What the task requires
If a line below includes the string "name", copy it.

Given data
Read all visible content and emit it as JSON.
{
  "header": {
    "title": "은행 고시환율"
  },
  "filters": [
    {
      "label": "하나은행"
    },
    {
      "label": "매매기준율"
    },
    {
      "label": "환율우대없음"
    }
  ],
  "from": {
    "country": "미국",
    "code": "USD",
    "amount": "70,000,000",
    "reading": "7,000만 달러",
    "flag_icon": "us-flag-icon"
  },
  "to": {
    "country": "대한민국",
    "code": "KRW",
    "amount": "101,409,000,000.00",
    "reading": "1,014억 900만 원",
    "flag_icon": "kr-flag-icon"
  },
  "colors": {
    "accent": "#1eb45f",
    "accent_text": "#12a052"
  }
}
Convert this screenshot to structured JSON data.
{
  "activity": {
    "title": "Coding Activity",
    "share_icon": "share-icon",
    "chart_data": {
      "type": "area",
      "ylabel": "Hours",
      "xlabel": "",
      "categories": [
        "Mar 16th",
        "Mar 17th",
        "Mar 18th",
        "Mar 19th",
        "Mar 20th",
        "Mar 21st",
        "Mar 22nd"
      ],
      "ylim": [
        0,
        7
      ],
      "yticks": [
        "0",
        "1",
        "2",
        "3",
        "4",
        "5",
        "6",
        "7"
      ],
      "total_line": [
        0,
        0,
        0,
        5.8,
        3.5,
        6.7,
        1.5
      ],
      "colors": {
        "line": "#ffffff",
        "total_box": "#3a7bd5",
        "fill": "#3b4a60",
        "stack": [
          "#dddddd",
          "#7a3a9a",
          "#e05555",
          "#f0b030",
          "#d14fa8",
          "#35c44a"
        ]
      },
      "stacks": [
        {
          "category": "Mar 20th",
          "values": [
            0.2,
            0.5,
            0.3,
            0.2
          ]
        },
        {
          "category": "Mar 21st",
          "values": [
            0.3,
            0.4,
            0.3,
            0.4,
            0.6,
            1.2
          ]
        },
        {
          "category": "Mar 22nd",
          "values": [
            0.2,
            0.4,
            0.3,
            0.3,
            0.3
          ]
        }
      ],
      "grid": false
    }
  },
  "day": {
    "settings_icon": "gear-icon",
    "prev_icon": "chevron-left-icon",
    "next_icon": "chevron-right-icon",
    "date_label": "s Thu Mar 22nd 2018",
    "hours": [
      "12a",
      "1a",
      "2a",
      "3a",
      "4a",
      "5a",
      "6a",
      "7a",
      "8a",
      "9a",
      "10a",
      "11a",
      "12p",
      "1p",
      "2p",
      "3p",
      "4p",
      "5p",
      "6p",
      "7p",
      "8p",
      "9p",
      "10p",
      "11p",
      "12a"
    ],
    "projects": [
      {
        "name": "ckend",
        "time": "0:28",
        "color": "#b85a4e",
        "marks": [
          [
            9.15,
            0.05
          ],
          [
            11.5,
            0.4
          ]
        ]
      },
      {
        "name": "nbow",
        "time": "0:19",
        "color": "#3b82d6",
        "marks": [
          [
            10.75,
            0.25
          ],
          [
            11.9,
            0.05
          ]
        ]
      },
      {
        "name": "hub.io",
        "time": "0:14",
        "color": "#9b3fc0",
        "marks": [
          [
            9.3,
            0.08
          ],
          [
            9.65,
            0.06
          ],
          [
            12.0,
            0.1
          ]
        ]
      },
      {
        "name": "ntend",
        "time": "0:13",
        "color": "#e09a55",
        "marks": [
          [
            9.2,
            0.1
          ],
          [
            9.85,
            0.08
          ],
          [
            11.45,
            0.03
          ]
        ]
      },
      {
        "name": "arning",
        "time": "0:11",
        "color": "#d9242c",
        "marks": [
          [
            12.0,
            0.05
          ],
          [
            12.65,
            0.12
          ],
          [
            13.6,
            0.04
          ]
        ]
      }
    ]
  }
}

Solution
        "name": "ckend",
        "name": "nbow",
        "name": "hub.io",
        "name": "ntend",
        "name": "arning",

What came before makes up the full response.